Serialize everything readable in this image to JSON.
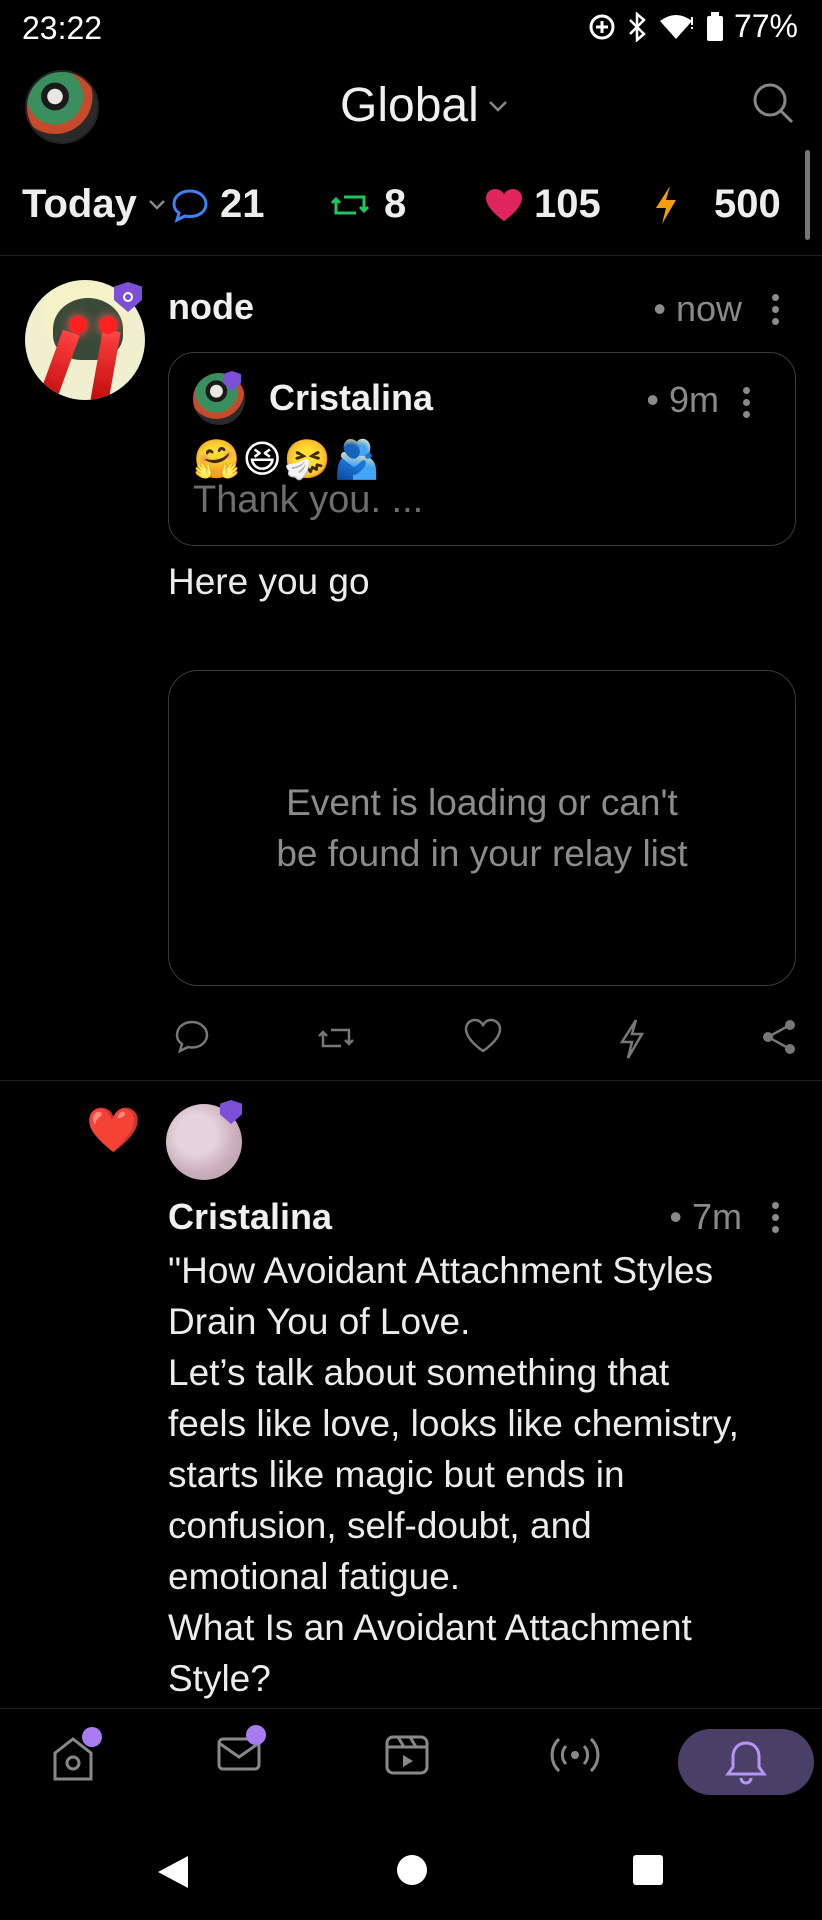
{
  "status_bar": {
    "time": "23:22",
    "battery": "77%"
  },
  "header": {
    "title": "Global"
  },
  "stats": {
    "period": "Today",
    "replies": "21",
    "reposts": "8",
    "likes": "105",
    "zaps": "500"
  },
  "colors": {
    "reply": "#3b82f6",
    "repost": "#22c55e",
    "like": "#e0245e",
    "zap": "#f59e0b",
    "accent": "#a87cf0"
  },
  "post1": {
    "author": "node",
    "time": "• now",
    "quote": {
      "author": "Cristalina",
      "time": "• 9m",
      "emojis": "🤗😆🤧🫂",
      "text": "Thank you. ..."
    },
    "body": "Here you go",
    "event_placeholder": "Event is loading or can't be found in your relay list"
  },
  "post2": {
    "reaction": "❤️",
    "author": "Cristalina",
    "time": "• 7m",
    "lines": [
      "\"How Avoidant Attachment Styles",
      "Drain You of Love.",
      "Let’s talk about something that",
      "feels like love, looks like chemistry,",
      "starts like magic but ends in",
      "confusion, self-doubt, and",
      "emotional fatigue.",
      "What Is an Avoidant Attachment",
      "Style?"
    ]
  },
  "bottom_nav": {
    "items": [
      "home-icon",
      "messages-icon",
      "video-icon",
      "relay-icon",
      "notifications-icon"
    ],
    "active": "notifications-icon"
  }
}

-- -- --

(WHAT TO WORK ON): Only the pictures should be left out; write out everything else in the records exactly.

(SOLUTION TO THE PROBLEM):
Serialize everything readable in this image to JSON.
{
  "status_bar": {
    "time": "23:22",
    "battery": "77%"
  },
  "header": {
    "title": "Global"
  },
  "stats": {
    "period": "Today",
    "replies": "21",
    "reposts": "8",
    "likes": "105",
    "zaps": "500"
  },
  "colors": {
    "reply": "#3b82f6",
    "repost": "#22c55e",
    "like": "#e0245e",
    "zap": "#f59e0b",
    "accent": "#a87cf0"
  },
  "post1": {
    "author": "node",
    "time": "• now",
    "quote": {
      "author": "Cristalina",
      "time": "• 9m",
      "emojis": "🤗😆🤧🫂",
      "text": "Thank you. ..."
    },
    "body": "Here you go",
    "event_placeholder": "Event is loading or can't be found in your relay list"
  },
  "post2": {
    "reaction": "❤️",
    "author": "Cristalina",
    "time": "• 7m",
    "lines": [
      "\"How Avoidant Attachment Styles",
      "Drain You of Love.",
      "Let’s talk about something that",
      "feels like love, looks like chemistry,",
      "starts like magic but ends in",
      "confusion, self-doubt, and",
      "emotional fatigue.",
      "What Is an Avoidant Attachment",
      "Style?"
    ]
  },
  "bottom_nav": {
    "items": [
      "home-icon",
      "messages-icon",
      "video-icon",
      "relay-icon",
      "notifications-icon"
    ],
    "active": "notifications-icon"
  }
}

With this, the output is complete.